━━━━━ Extracted information

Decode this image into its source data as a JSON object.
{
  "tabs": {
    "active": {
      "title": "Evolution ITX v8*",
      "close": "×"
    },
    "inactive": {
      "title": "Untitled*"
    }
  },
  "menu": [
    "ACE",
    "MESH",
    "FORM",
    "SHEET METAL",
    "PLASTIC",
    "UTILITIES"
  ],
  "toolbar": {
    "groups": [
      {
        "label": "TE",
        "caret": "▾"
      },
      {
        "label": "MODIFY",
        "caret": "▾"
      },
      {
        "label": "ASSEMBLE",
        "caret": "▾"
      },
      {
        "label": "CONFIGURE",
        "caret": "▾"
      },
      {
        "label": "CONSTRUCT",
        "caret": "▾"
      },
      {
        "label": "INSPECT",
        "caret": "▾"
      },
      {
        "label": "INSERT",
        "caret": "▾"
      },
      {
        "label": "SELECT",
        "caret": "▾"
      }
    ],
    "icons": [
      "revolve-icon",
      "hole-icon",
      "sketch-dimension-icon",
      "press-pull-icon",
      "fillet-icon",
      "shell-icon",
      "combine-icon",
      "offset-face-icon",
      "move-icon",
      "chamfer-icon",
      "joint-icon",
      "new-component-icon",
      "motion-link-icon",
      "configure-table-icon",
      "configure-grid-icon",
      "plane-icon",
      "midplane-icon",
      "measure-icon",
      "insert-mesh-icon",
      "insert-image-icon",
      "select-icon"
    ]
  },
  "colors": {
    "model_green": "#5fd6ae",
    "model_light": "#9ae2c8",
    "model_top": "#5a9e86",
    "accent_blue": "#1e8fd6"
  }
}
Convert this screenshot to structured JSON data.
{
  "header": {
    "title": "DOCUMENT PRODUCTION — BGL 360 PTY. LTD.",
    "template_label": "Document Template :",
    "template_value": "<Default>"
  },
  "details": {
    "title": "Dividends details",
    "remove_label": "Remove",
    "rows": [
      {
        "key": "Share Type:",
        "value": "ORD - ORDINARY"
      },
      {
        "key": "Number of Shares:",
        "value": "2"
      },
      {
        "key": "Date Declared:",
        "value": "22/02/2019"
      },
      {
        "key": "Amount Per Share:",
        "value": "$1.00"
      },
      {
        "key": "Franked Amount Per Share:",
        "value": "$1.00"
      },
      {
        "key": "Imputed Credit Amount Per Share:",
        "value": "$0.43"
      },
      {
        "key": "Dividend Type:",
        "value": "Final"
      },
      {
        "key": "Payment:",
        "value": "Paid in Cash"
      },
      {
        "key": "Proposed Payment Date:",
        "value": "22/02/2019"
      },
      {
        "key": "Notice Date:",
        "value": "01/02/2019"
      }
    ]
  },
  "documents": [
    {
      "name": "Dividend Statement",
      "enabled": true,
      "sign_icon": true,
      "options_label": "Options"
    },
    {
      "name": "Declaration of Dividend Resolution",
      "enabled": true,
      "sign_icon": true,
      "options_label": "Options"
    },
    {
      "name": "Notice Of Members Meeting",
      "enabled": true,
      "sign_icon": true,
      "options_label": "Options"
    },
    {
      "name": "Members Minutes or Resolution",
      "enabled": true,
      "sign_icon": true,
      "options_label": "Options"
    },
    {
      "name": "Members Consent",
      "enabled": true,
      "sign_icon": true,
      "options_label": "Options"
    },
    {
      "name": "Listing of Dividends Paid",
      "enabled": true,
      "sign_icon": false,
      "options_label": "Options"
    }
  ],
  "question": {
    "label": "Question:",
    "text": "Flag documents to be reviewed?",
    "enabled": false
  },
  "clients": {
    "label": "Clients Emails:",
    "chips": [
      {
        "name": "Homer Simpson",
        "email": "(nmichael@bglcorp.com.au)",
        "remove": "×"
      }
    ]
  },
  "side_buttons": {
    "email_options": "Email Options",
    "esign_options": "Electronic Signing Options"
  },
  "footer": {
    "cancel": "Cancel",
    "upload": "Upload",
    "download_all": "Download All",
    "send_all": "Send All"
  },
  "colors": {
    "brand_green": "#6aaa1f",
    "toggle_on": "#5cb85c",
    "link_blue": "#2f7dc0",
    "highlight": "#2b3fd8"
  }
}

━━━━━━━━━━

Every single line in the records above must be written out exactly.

* **Answer to the exercise**:
Decode this image into its source data as a JSON object.
{
  "tabs": {
    "active": {
      "title": "Evolution ITX v8*",
      "close": "×"
    },
    "inactive": {
      "title": "Untitled*"
    }
  },
  "menu": [
    "ACE",
    "MESH",
    "FORM",
    "SHEET METAL",
    "PLASTIC",
    "UTILITIES"
  ],
  "toolbar": {
    "groups": [
      {
        "label": "TE",
        "caret": "▾"
      },
      {
        "label": "MODIFY",
        "caret": "▾"
      },
      {
        "label": "ASSEMBLE",
        "caret": "▾"
      },
      {
        "label": "CONFIGURE",
        "caret": "▾"
      },
      {
        "label": "CONSTRUCT",
        "caret": "▾"
      },
      {
        "label": "INSPECT",
        "caret": "▾"
      },
      {
        "label": "INSERT",
        "caret": "▾"
      },
      {
        "label": "SELECT",
        "caret": "▾"
      }
    ],
    "icons": [
      "revolve-icon",
      "hole-icon",
      "sketch-dimension-icon",
      "press-pull-icon",
      "fillet-icon",
      "shell-icon",
      "combine-icon",
      "offset-face-icon",
      "move-icon",
      "chamfer-icon",
      "joint-icon",
      "new-component-icon",
      "motion-link-icon",
      "configure-table-icon",
      "configure-grid-icon",
      "plane-icon",
      "midplane-icon",
      "measure-icon",
      "insert-mesh-icon",
      "insert-image-icon",
      "select-icon"
    ]
  },
  "colors": {
    "model_green": "#5fd6ae",
    "model_light": "#9ae2c8",
    "model_top": "#5a9e86",
    "accent_blue": "#1e8fd6"
  }
}
Convert this screenshot to structured JSON data.
{
  "header": {
    "title": "DOCUMENT PRODUCTION — BGL 360 PTY. LTD.",
    "template_label": "Document Template :",
    "template_value": "<Default>"
  },
  "details": {
    "title": "Dividends details",
    "remove_label": "Remove",
    "rows": [
      {
        "key": "Share Type:",
        "value": "ORD - ORDINARY"
      },
      {
        "key": "Number of Shares:",
        "value": "2"
      },
      {
        "key": "Date Declared:",
        "value": "22/02/2019"
      },
      {
        "key": "Amount Per Share:",
        "value": "$1.00"
      },
      {
        "key": "Franked Amount Per Share:",
        "value": "$1.00"
      },
      {
        "key": "Imputed Credit Amount Per Share:",
        "value": "$0.43"
      },
      {
        "key": "Dividend Type:",
        "value": "Final"
      },
      {
        "key": "Payment:",
        "value": "Paid in Cash"
      },
      {
        "key": "Proposed Payment Date:",
        "value": "22/02/2019"
      },
      {
        "key": "Notice Date:",
        "value": "01/02/2019"
      }
    ]
  },
  "documents": [
    {
      "name": "Dividend Statement",
      "enabled": true,
      "sign_icon": true,
      "options_label": "Options"
    },
    {
      "name": "Declaration of Dividend Resolution",
      "enabled": true,
      "sign_icon": true,
      "options_label": "Options"
    },
    {
      "name": "Notice Of Members Meeting",
      "enabled": true,
      "sign_icon": true,
      "options_label": "Options"
    },
    {
      "name": "Members Minutes or Resolution",
      "enabled": true,
      "sign_icon": true,
      "options_label": "Options"
    },
    {
      "name": "Members Consent",
      "enabled": true,
      "sign_icon": true,
      "options_label": "Options"
    },
    {
      "name": "Listing of Dividends Paid",
      "enabled": true,
      "sign_icon": false,
      "options_label": "Options"
    }
  ],
  "question": {
    "label": "Question:",
    "text": "Flag documents to be reviewed?",
    "enabled": false
  },
  "clients": {
    "label": "Clients Emails:",
    "chips": [
      {
        "name": "Homer Simpson",
        "email": "(nmichael@bglcorp.com.au)",
        "remove": "×"
      }
    ]
  },
  "side_buttons": {
    "email_options": "Email Options",
    "esign_options": "Electronic Signing Options"
  },
  "footer": {
    "cancel": "Cancel",
    "upload": "Upload",
    "download_all": "Download All",
    "send_all": "Send All"
  },
  "colors": {
    "brand_green": "#6aaa1f",
    "toggle_on": "#5cb85c",
    "link_blue": "#2f7dc0",
    "highlight": "#2b3fd8"
  }
}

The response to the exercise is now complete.